Erica Abraham realized her life’s passion while picking Syrah grapes in a Fallbrook vineyard.
“Everything changed that day when I harvested my first 100 pounds of grapes,” she said. “I knew that morning standing in the vineyard that winemaking and grape-growing was what I wanted to do. It made my heart sing.”
On June 4, Abraham became the first graduate of Cuyamaca College’s groundbreaking viticulture apprenticeship program, the only program of its kind in California that equips students with a firm understanding about all aspects of wine production, from growing the grapes to pouring the drink.
“This program completely transformed my career path,” Abraham said moments before she accepted her California Division of Apprenticeship Standards certificate and trade card.
The 3,000 hours of training and 14.5 units of coursework has prepared Abraham for work as an independent consultant to a growing legion of wine makers in the region, including those who have turned to growing wine grapes as a hobby.
“There is a general lack of knowledge when it comes to things proper pruning techniques and pest management among backyard growers, and this kind of expertise can be very helpful,” she said.
Her new line of work is a long way from her previous job as a disability analyst for the state.
Abraham, who has a bachelor’s degree in psychology, spent more than two decades with the Disability & Adult Programs division with the California Department of Social Services, where she spent her days contacting attorneys, doctors and petitioners to review medical evidence and adjudicate disability claims.
During her off hours, Abraham’s interest began turning to wine and winemaking, an interest that led her to the small Fallbrook vineyard to harvest some 100 pounds of grapes for her first “Grape to the Bottle” experience.
That was followed by further developing her palate at wine tastings and making her first barrel of Petit Verdot. When Abraham decided to take the plunge and change careers in July 2016, Cuyamaca College was in the process of launching its new viticulture apprenticeship program. She was the first to enroll.

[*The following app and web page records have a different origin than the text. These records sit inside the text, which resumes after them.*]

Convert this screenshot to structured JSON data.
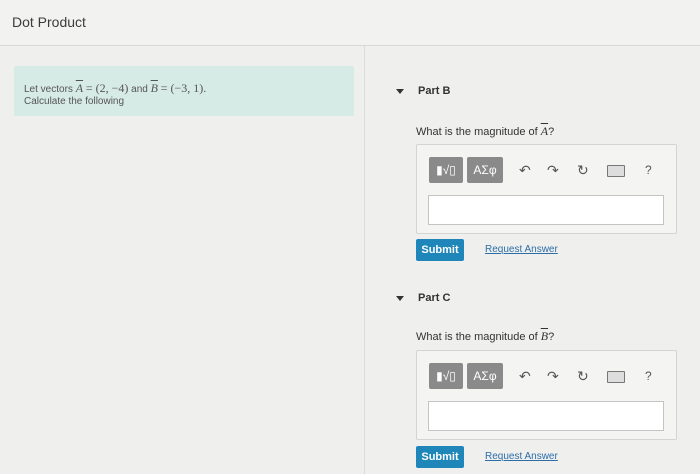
{
  "header": {
    "title": "Dot Product"
  },
  "intro": {
    "line1_prefix": "Let vectors",
    "vec_a": "A",
    "eq_a": "= (2, −4)",
    "and_word": "and",
    "vec_b": "B",
    "eq_b": "= (−3, 1).",
    "line2": "Calculate the following"
  },
  "toolbar": {
    "templates_label": "▮√▯",
    "greek_label": "ΑΣφ",
    "help_label": "?"
  },
  "parts": [
    {
      "label": "Part B",
      "question_prefix": "What is the magnitude of",
      "question_var": "A",
      "question_suffix": "?",
      "submit_label": "Submit",
      "request_label": "Request Answer"
    },
    {
      "label": "Part C",
      "question_prefix": "What is the magnitude of",
      "question_var": "B",
      "question_suffix": "?",
      "submit_label": "Submit",
      "request_label": "Request Answer"
    }
  ]
}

“I have absolutely no regrets at all,” said Abraham, a San Diego resident. “You can learn a lot when you learn as you go, but you pick up so much more in a structured environment like this. The people at the wineries who work with Cuyamaca College not only gave me the experience I needed, but they served as invaluable mentors, too.”
The viticulture apprenticeship program, bolstered this spring with the planting of a new half-acre vineyard at the Cuyamaca College campus, includes skills training in everything from soil analysis to pruning to irrigation management. Graduates of the program are set to work as vineyard managers, with vineyard management companies, or as consultants to boutique and private growers.
Job opportunities abound. There are nearly 140 wine producers in the region, and the California Centers for Excellence found that 22 percent of small, owner-operated wineries and vineyards have a hard time finding qualified candidates for open positions, which has prevented their business from growing. “This program has taught me tangible skills by people who are respected in the industry,” said Abraham. “I couldn’t be happier with the decision I made to switch careers and come to Cuyamaca College.”